Within the material below, find each line bearing the word "custom" and present it.

§ Data shown:
------------------------

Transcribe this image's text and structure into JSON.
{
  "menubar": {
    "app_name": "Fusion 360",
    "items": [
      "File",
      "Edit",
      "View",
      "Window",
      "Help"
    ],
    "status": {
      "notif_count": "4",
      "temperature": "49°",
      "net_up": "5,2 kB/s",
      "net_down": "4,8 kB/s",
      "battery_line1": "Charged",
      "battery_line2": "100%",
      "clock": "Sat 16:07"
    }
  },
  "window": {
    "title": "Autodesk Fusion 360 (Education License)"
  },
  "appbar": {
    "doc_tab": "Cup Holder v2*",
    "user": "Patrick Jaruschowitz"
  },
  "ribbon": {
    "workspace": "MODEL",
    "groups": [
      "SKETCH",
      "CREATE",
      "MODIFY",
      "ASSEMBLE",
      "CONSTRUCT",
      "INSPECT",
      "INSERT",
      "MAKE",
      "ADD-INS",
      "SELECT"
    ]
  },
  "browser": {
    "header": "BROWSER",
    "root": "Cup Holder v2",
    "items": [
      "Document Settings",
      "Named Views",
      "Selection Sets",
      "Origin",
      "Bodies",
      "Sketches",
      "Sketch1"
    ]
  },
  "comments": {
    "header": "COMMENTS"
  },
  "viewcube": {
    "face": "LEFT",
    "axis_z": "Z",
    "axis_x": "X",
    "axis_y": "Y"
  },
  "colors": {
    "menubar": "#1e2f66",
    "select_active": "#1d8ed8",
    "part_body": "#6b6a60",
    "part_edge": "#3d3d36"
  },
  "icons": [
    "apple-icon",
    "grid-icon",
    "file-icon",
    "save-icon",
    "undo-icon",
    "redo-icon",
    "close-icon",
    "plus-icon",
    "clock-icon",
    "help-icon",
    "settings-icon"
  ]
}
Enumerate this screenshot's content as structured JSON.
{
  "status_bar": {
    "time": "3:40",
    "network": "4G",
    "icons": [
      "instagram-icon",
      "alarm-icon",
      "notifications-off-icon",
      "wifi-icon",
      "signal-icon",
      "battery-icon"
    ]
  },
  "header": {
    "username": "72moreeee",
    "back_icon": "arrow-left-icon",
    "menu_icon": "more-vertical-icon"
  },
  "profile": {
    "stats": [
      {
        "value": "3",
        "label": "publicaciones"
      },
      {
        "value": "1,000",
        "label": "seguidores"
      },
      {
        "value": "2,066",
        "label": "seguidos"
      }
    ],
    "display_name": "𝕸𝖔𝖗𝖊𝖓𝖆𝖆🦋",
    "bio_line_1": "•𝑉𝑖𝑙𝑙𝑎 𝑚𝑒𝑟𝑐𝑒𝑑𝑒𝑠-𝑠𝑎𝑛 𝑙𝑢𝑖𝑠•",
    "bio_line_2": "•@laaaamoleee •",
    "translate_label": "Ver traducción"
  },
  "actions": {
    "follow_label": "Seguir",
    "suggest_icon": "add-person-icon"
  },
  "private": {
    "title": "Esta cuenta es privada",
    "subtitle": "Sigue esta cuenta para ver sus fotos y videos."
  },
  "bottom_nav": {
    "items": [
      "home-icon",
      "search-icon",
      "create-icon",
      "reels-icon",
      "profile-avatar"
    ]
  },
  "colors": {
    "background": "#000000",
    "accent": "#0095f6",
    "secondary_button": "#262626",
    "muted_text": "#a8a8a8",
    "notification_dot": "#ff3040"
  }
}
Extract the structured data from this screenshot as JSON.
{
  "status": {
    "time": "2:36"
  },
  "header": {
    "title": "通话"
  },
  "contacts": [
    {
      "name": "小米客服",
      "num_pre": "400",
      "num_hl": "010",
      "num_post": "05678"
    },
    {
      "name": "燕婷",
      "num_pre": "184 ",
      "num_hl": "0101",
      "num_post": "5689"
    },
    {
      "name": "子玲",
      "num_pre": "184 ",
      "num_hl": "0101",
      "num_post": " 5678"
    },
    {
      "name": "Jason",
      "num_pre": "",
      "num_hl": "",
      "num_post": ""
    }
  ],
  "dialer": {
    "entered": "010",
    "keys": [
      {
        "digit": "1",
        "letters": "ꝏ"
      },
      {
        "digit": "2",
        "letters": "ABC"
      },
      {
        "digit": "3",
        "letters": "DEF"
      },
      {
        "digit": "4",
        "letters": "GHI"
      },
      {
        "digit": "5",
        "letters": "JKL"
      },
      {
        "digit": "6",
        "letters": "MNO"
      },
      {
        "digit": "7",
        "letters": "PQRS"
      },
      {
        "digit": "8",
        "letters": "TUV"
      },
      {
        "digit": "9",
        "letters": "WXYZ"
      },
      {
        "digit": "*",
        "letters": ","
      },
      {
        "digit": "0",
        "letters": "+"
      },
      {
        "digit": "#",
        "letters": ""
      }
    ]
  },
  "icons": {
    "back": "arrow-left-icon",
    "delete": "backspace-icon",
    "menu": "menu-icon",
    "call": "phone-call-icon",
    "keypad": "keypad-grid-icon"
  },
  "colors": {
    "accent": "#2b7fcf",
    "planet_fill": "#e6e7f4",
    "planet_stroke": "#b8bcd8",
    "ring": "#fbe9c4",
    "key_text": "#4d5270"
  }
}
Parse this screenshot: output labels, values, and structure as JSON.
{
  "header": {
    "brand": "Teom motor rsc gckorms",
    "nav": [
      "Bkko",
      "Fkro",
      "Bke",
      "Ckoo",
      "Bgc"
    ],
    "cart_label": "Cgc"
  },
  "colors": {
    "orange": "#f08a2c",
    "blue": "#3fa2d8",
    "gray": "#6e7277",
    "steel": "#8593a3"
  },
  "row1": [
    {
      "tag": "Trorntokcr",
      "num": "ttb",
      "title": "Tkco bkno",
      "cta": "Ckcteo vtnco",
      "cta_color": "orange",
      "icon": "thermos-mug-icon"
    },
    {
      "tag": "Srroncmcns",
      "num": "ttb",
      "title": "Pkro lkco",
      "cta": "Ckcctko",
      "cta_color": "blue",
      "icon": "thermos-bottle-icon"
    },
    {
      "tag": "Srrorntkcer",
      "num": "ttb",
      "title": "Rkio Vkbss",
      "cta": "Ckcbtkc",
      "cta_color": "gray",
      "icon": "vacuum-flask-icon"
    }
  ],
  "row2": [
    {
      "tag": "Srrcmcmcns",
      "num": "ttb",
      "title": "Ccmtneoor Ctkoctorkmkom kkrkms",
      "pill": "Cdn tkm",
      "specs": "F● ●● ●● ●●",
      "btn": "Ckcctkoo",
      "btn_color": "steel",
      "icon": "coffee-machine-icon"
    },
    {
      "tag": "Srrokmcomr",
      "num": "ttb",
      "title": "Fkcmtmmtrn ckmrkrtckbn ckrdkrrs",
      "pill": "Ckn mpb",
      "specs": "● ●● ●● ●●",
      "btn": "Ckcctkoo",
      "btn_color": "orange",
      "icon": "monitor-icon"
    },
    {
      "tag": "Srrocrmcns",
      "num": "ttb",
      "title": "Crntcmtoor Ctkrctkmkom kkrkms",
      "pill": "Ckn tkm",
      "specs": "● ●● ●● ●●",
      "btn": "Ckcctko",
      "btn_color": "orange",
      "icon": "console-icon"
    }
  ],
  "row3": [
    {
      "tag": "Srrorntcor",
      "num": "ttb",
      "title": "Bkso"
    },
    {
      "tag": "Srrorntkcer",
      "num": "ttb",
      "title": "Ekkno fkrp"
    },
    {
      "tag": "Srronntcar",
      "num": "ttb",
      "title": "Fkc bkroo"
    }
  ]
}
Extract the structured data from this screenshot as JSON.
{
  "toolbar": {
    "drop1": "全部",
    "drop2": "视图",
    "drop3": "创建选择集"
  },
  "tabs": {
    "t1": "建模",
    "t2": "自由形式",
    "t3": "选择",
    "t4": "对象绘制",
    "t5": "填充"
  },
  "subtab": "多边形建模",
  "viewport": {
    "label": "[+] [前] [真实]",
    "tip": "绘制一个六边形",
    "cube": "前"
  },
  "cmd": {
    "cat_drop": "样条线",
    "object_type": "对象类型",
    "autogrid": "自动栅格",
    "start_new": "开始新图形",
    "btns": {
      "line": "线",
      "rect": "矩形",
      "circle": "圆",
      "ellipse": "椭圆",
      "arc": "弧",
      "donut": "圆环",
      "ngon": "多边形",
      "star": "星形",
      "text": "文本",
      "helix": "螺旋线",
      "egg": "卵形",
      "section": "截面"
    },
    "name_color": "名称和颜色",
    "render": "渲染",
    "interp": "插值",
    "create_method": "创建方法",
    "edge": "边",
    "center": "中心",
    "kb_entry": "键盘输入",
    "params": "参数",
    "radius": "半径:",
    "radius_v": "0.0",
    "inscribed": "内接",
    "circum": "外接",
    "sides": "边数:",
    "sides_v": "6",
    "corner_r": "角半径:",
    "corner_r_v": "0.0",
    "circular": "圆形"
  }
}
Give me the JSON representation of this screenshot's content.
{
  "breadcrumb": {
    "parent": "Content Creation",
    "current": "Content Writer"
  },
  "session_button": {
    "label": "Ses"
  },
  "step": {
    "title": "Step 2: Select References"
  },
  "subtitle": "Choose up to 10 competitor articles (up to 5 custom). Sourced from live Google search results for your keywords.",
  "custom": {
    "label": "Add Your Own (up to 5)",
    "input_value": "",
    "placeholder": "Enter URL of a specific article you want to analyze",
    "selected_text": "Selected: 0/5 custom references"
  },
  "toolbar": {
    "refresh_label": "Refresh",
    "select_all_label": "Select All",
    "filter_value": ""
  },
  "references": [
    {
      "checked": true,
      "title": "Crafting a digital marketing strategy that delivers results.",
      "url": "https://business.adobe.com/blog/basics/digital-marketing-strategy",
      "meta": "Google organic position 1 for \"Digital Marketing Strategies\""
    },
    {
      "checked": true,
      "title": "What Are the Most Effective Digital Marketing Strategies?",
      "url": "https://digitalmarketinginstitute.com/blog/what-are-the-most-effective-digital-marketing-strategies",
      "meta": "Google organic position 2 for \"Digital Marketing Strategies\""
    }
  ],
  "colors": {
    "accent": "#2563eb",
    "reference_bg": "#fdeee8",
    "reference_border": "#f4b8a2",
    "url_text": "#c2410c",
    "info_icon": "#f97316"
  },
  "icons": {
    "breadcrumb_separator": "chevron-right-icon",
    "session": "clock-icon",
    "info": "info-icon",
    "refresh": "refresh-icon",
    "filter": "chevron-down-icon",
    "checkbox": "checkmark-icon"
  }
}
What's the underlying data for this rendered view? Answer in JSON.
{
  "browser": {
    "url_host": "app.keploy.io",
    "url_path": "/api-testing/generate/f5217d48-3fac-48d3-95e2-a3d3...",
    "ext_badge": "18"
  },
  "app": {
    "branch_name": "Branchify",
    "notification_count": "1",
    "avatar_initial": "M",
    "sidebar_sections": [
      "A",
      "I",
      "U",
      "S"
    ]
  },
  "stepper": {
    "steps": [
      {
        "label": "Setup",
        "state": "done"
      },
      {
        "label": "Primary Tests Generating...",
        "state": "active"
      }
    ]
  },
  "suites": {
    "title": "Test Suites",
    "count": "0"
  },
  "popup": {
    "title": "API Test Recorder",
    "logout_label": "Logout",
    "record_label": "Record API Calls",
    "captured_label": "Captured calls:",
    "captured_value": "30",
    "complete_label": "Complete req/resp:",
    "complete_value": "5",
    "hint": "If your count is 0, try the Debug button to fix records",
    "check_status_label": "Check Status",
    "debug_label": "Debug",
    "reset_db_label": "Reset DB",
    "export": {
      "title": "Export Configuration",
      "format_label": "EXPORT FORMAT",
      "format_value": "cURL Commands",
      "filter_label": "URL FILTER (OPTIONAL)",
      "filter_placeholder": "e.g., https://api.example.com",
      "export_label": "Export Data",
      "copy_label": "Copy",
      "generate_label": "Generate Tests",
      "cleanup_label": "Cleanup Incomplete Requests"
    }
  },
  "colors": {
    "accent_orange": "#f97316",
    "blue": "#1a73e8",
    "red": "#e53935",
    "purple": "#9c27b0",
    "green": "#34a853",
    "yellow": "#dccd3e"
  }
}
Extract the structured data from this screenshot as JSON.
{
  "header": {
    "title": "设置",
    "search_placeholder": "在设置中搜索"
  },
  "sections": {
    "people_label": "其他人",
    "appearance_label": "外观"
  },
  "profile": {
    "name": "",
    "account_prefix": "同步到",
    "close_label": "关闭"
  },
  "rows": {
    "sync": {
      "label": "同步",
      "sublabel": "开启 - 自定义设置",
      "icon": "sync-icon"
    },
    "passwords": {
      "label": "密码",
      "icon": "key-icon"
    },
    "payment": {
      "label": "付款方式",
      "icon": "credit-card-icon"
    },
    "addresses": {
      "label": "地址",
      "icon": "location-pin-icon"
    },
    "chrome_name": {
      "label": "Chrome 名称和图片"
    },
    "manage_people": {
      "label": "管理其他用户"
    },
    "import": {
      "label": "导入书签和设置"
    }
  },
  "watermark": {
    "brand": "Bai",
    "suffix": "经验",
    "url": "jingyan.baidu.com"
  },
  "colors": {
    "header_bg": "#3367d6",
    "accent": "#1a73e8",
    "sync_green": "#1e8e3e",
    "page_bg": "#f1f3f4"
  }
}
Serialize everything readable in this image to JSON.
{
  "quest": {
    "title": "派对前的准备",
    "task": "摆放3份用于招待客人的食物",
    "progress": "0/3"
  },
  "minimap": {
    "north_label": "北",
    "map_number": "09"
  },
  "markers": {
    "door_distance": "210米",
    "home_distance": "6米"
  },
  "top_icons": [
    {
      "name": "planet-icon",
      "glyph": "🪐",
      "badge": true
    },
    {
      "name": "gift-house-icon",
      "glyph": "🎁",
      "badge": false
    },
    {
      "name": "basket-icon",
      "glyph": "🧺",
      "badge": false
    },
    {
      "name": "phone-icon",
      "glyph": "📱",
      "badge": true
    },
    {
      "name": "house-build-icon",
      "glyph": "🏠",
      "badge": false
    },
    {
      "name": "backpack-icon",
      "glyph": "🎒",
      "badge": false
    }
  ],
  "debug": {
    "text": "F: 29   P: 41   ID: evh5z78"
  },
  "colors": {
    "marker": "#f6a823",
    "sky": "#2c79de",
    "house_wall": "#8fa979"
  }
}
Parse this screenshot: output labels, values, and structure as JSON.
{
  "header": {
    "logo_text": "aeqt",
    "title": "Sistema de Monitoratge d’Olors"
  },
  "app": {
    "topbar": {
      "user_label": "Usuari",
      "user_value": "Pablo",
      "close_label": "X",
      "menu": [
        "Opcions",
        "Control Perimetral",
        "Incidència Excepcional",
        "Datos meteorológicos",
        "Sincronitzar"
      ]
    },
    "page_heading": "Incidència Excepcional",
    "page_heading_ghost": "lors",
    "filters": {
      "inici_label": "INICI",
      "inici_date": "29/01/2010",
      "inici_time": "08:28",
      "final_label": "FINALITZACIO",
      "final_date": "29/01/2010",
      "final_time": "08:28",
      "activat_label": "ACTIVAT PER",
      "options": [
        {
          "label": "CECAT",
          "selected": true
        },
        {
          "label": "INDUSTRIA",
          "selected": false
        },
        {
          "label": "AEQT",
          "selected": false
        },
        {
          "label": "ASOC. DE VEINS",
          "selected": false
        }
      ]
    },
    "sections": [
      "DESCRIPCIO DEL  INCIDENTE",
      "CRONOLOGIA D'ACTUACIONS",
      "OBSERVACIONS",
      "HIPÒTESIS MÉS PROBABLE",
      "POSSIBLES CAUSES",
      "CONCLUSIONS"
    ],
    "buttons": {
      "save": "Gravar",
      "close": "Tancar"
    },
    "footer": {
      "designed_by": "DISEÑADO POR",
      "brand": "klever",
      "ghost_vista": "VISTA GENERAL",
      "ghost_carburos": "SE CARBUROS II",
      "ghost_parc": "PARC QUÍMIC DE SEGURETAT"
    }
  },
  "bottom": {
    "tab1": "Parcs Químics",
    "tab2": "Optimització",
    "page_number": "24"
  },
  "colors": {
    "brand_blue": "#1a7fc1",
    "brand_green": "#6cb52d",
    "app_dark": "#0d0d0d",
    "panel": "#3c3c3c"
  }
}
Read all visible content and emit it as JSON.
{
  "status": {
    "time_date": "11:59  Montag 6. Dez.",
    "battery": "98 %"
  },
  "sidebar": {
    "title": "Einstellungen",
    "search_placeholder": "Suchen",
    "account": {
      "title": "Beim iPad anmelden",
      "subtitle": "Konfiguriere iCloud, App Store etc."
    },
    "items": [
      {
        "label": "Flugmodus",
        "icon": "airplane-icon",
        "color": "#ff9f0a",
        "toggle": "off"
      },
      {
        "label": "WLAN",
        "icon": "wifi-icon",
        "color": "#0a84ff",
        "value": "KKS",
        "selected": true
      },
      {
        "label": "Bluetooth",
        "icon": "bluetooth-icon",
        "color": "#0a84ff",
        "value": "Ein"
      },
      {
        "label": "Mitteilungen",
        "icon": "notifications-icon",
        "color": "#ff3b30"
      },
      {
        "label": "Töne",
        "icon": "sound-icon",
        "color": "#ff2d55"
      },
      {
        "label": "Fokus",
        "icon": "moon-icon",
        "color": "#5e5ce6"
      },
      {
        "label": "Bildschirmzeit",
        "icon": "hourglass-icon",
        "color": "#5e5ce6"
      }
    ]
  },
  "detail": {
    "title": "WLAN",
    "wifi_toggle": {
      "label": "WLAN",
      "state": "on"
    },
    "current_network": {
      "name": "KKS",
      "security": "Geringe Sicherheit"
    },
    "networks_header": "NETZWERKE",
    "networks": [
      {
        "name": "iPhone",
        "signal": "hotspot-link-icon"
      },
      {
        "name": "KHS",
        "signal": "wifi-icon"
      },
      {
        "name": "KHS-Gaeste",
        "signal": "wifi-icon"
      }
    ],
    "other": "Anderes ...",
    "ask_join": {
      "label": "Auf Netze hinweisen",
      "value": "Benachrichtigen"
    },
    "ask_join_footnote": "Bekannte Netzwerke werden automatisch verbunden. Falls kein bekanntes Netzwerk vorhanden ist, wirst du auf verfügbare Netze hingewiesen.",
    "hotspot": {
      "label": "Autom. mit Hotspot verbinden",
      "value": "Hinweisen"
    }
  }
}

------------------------

§ Output below:
  "subtitle": "Choose up to 10 competitor articles (up to 5 custom). Sourced from live Google search results for your keywords.",
  "custom": {
    "selected_text": "Selected: 0/5 custom references"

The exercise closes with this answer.